Jonathan Swift

Jonathan Swift - Public domain
Jonathan Swift - Public domain

Jonathan Swift (1667-1745) is a 17th century Irish writer, well known for his humorous writings. His satires and pamphlets made him a famous Dublin writer, still known today, and celebrated every year by the Irish capital where he was born.

Biography of Jonathan Swift

Jonathan Swift was born in Dublin on November 30, 1667, and was taken in by his uncles following the death of his father. As soon as he was old enough, he joined the prestigious Trinity College, where he studied from 1681 to 1688. There he discovered a passion for literature, and lived in a rather tense Dublin climate, opposing Protestants and Catholics.

Since his childhood, Swift has suffered from a then unknown disease of nausea, dizziness and tinnitus that will follow him for the rest of his life. Although handicapped by these symptoms, Swift will manage to overcome all his disadvantages. Today’s medicine seems to think it is Menière’s disease.

After finishing his studies, Jonathan Swift left Ireland for England, in County Leicester. There he meets his mother, and is hired as a secretary for the politician Sir William Temple. He also becomes the tutor of Esther Johnson, Temple’s illegitimate daughter, and will be in love with her for many years.

The money he received for his work enabled him to finance theological studies, which he completed in 1692. During this time, he joined Freemasonry, and still frequented Esther Johnson. Upon completion of his theological studies, Jonathan Swift officially became a pastor in Kilroot. He will not stay there for long, and will join Sir William Temple in Moor Park. There he wrote “The Battle of the Books” and then the “Tale of the Barrel”, a satirical text attacking the stupidity and ignorance of the society of the time. Queen Anne expressed her displeasure to him.

As early as 1701, Swift was again inspired and decided to write a first pamphlet: “A Discourse on the Contests and Dissentions in Athens and Rome”. The following year, he returned to Ireland with Esther Johnson, and began writing for a few local newspapers including the Examiner. There he strongly criticized the government’s inability to govern peacefully and stop the war with France. While he was writing, he entered St. Patrick’s Cathedral in Dublin, but was unable to gain access to the archbishopric, as Queen Anne refused to forgive him for his early writings.

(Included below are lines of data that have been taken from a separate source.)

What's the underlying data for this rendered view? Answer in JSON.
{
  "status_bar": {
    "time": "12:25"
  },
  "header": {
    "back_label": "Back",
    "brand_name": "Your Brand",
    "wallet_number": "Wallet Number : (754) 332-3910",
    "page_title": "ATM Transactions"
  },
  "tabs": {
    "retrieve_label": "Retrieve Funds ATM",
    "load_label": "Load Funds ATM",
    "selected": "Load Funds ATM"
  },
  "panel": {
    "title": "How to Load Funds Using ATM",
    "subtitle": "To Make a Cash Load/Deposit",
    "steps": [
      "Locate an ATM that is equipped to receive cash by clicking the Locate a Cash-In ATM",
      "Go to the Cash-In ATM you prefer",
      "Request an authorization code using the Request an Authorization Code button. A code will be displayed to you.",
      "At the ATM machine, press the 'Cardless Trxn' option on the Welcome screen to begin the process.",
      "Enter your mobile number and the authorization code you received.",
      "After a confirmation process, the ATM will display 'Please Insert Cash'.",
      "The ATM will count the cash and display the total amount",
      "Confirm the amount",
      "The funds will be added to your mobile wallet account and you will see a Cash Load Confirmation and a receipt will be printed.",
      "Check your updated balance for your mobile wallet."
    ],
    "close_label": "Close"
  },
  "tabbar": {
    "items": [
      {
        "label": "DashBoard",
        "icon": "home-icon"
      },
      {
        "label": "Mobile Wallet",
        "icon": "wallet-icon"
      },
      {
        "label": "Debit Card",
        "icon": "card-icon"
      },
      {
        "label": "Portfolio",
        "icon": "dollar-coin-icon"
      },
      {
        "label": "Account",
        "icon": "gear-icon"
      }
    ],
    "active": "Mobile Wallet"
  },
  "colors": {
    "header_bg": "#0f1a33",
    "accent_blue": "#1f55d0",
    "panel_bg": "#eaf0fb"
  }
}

In 1728, Jonathan Swift lost Esther Johnson, and became involved in numerous political writings with arguments of rare virulence. Many of his readers both appreciated and feared his texts, so cynical and implacable were they.

Jonathan Swift died in Dublin on October 19, 1745 and was buried in his cathedral alongside his wife Esther Johnson. The words on his grave read: “Here lies the remains of Jonathan Swift, D.D., the dean of this cathedral, whose heart will no longer be torn apart by fierce indignation. Go your way, traveler, and imitate if you can the man who defended freedom against all odds”.